Sepsis is described as the condition where the human body becomes overactive and reacts through extreme responses to an infection in the body. Sepsis surveillance is performed at the hospital with the help of proper CDI systems, lab tests, and physical exams. Sepsis is also regarded as a life threatening condition that requires an immediate medical intervention. Without a fast intervention, sepsis can easily lead to organ failure, and ultimately to death.
Sepsis basically happens when a certain infection in the body triggers a reaction throughout the system. The most common cause of sepsis is represented by a bacterial infection but there are also other types of infections that can lead to sepsis. This is why sepsis surveillance is so important, because it can offer physicians a heads in up in administering the right type of treatment or intervention, at the right time.

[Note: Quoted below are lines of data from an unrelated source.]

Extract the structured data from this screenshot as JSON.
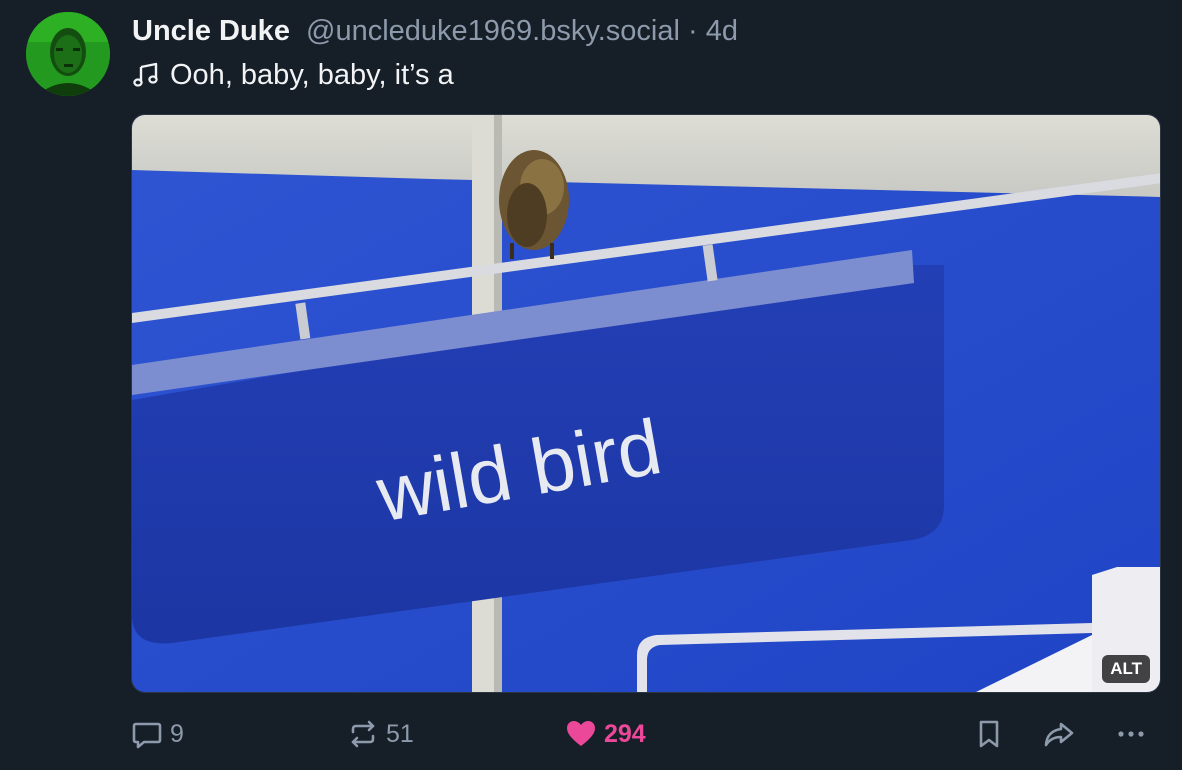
{
  "post": {
    "author": {
      "display_name": "Uncle Duke",
      "handle": "@uncleduke1969.bsky.social",
      "separator": "·",
      "age": "4d"
    },
    "text": "Ooh, baby, baby, it’s a",
    "text_icon": "music-note-icon",
    "media": {
      "sign_text": "wild bird",
      "alt_badge": "ALT"
    },
    "actions": {
      "reply": {
        "icon": "reply-bubble-icon",
        "count": "9"
      },
      "repost": {
        "icon": "repost-icon",
        "count": "51"
      },
      "like": {
        "icon": "heart-icon",
        "count": "294",
        "color": "#ec4899"
      },
      "save": {
        "icon": "bookmark-icon"
      },
      "share": {
        "icon": "share-arrow-icon"
      },
      "more": {
        "icon": "more-dots-icon"
      }
    }
  },
  "colors": {
    "background": "#161e27",
    "muted_text": "#8c9aab",
    "primary_text": "#f1f3f5",
    "like_accent": "#ec4899"
  }
}
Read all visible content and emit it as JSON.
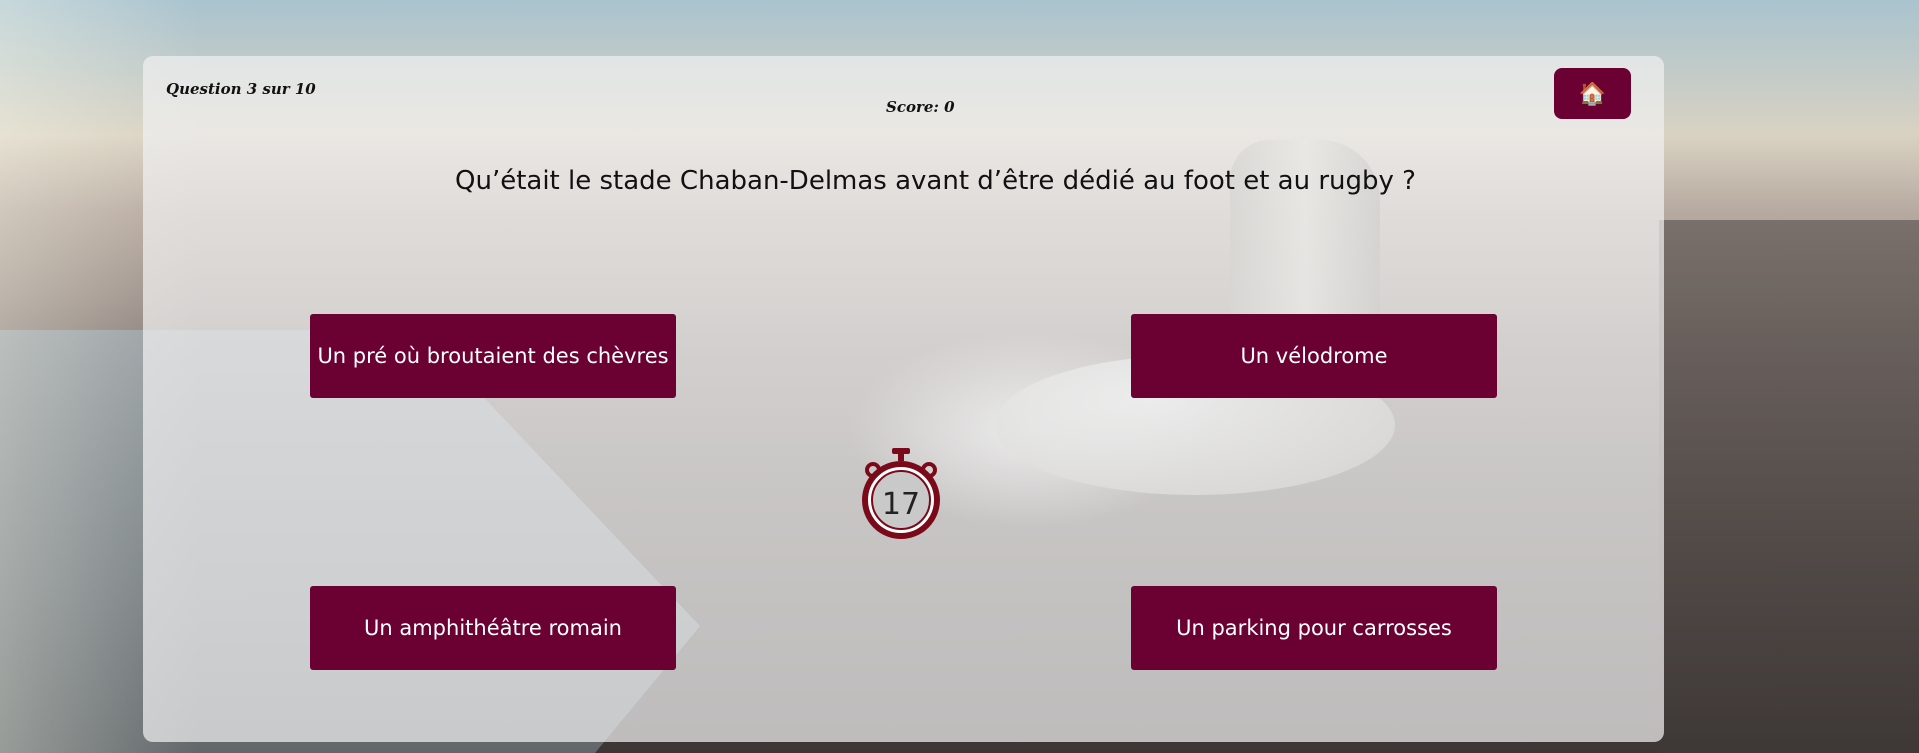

These bacterial infections are typically located in the lungs, the kidneys, the stomach or even the bladder. Sepsis can even begin because of a smaller wound that becomes infected or following surgery. People who have an active infection within their body can be exposed to developing sepsis. However those at higher risk of developing sepsis include patients 65+ years old, those with underlying chronic conditions such as diabetes or cancer, and those with a weakened immune system. Children younger than 1 or pregnant women can also be at higher risk of developing sepsis following an infection.
Some of the main symptoms of sepsis include the following:
- High body temperature
- Confusion and disorientation
- Rapid heartbeat
- Shivers, feeling cold
- Sweaty skin
- Shortness of breath
The most severe cases of sepsis can lead to what is called a septic shock. This is when the blood pressure drops dramatically to very dangerous levels and organs can start to fail. Healthcare providers typically use different methods in order to diagnose sepsis. These include physical exams where the doctor checks for vital sins, lab/blood tests that check for signs of infection in the body, or ordering CT scans or an X-ray to find the exact location of the infection. Sepsis can be difficult to diagnose in the earliest stages mainly because several signs and symptoms can be a direct result of other medical conditions.